Instructions to follow:
The data should be printed again, exactly.
=== Section Start ===
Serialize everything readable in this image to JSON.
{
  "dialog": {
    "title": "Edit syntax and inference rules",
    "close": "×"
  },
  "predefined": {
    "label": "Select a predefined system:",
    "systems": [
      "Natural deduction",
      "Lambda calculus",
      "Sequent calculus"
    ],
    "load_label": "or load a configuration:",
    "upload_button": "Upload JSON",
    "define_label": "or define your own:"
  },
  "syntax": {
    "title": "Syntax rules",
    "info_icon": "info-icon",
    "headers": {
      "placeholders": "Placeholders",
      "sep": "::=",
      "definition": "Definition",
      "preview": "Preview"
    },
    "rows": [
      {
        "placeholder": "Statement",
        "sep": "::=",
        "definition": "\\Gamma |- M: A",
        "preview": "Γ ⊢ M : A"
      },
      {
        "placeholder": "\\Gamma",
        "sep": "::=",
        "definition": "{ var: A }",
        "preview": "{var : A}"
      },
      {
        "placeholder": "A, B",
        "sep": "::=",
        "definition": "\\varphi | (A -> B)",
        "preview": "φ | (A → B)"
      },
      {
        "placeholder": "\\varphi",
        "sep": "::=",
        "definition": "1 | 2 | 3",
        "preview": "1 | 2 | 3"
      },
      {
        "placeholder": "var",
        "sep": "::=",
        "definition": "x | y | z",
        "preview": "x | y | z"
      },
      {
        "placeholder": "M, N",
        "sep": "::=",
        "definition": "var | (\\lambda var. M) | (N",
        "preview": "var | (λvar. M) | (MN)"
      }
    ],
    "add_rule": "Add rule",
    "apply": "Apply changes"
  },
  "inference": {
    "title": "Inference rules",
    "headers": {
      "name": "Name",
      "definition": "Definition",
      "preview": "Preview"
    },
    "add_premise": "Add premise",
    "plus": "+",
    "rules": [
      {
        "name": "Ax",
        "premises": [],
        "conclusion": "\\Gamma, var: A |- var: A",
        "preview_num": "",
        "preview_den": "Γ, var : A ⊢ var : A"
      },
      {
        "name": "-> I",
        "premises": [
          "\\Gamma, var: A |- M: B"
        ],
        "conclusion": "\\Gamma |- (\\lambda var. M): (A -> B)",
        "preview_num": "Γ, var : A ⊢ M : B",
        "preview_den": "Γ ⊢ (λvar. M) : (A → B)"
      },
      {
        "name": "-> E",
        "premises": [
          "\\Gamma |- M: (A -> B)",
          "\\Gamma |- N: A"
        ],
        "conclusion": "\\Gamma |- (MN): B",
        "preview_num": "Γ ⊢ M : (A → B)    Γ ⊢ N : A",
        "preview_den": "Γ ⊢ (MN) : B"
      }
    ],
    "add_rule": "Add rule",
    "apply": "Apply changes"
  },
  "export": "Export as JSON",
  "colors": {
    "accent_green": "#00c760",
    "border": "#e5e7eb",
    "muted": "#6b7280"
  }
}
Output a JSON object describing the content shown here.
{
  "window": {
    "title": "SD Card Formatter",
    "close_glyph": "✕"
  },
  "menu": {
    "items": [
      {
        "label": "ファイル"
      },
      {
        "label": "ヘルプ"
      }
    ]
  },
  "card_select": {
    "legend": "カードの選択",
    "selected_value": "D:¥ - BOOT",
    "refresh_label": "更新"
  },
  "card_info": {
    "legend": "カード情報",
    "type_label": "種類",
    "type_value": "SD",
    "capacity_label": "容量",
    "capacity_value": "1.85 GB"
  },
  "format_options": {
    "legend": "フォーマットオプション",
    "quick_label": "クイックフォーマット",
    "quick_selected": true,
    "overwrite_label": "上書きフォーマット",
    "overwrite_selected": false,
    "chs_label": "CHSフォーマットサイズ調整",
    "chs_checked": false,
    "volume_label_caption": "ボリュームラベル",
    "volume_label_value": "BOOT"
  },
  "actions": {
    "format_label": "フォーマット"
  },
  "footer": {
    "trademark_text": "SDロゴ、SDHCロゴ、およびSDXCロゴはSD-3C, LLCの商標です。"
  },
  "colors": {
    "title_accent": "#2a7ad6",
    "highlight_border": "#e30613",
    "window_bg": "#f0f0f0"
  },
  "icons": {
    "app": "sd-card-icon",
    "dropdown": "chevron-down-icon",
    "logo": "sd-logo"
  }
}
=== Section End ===
Result for this exercise:
Serialize everything readable in this image to JSON.
{
  "dialog": {
    "title": "Edit syntax and inference rules",
    "close": "×"
  },
  "predefined": {
    "label": "Select a predefined system:",
    "systems": [
      "Natural deduction",
      "Lambda calculus",
      "Sequent calculus"
    ],
    "load_label": "or load a configuration:",
    "upload_button": "Upload JSON",
    "define_label": "or define your own:"
  },
  "syntax": {
    "title": "Syntax rules",
    "info_icon": "info-icon",
    "headers": {
      "placeholders": "Placeholders",
      "sep": "::=",
      "definition": "Definition",
      "preview": "Preview"
    },
    "rows": [
      {
        "placeholder": "Statement",
        "sep": "::=",
        "definition": "\\Gamma |- M: A",
        "preview": "Γ ⊢ M : A"
      },
      {
        "placeholder": "\\Gamma",
        "sep": "::=",
        "definition": "{ var: A }",
        "preview": "{var : A}"
      },
      {
        "placeholder": "A, B",
        "sep": "::=",
        "definition": "\\varphi | (A -> B)",
        "preview": "φ | (A → B)"
      },
      {
        "placeholder": "\\varphi",
        "sep": "::=",
        "definition": "1 | 2 | 3",
        "preview": "1 | 2 | 3"
      },
      {
        "placeholder": "var",
        "sep": "::=",
        "definition": "x | y | z",
        "preview": "x | y | z"
      },
      {
        "placeholder": "M, N",
        "sep": "::=",
        "definition": "var | (\\lambda var. M) | (N",
        "preview": "var | (λvar. M) | (MN)"
      }
    ],
    "add_rule": "Add rule",
    "apply": "Apply changes"
  },
  "inference": {
    "title": "Inference rules",
    "headers": {
      "name": "Name",
      "definition": "Definition",
      "preview": "Preview"
    },
    "add_premise": "Add premise",
    "plus": "+",
    "rules": [
      {
        "name": "Ax",
        "premises": [],
        "conclusion": "\\Gamma, var: A |- var: A",
        "preview_num": "",
        "preview_den": "Γ, var : A ⊢ var : A"
      },
      {
        "name": "-> I",
        "premises": [
          "\\Gamma, var: A |- M: B"
        ],
        "conclusion": "\\Gamma |- (\\lambda var. M): (A -> B)",
        "preview_num": "Γ, var : A ⊢ M : B",
        "preview_den": "Γ ⊢ (λvar. M) : (A → B)"
      },
      {
        "name": "-> E",
        "premises": [
          "\\Gamma |- M: (A -> B)",
          "\\Gamma |- N: A"
        ],
        "conclusion": "\\Gamma |- (MN): B",
        "preview_num": "Γ ⊢ M : (A → B)    Γ ⊢ N : A",
        "preview_den": "Γ ⊢ (MN) : B"
      }
    ],
    "add_rule": "Add rule",
    "apply": "Apply changes"
  },
  "export": "Export as JSON",
  "colors": {
    "accent_green": "#00c760",
    "border": "#e5e7eb",
    "muted": "#6b7280"
  }
}
Output a JSON object describing the content shown here.
{
  "window": {
    "title": "SD Card Formatter",
    "close_glyph": "✕"
  },
  "menu": {
    "items": [
      {
        "label": "ファイル"
      },
      {
        "label": "ヘルプ"
      }
    ]
  },
  "card_select": {
    "legend": "カードの選択",
    "selected_value": "D:¥ - BOOT",
    "refresh_label": "更新"
  },
  "card_info": {
    "legend": "カード情報",
    "type_label": "種類",
    "type_value": "SD",
    "capacity_label": "容量",
    "capacity_value": "1.85 GB"
  },
  "format_options": {
    "legend": "フォーマットオプション",
    "quick_label": "クイックフォーマット",
    "quick_selected": true,
    "overwrite_label": "上書きフォーマット",
    "overwrite_selected": false,
    "chs_label": "CHSフォーマットサイズ調整",
    "chs_checked": false,
    "volume_label_caption": "ボリュームラベル",
    "volume_label_value": "BOOT"
  },
  "actions": {
    "format_label": "フォーマット"
  },
  "footer": {
    "trademark_text": "SDロゴ、SDHCロゴ、およびSDXCロゴはSD-3C, LLCの商標です。"
  },
  "colors": {
    "title_accent": "#2a7ad6",
    "highlight_border": "#e30613",
    "window_bg": "#f0f0f0"
  },
  "icons": {
    "app": "sd-card-icon",
    "dropdown": "chevron-down-icon",
    "logo": "sd-logo"
  }
}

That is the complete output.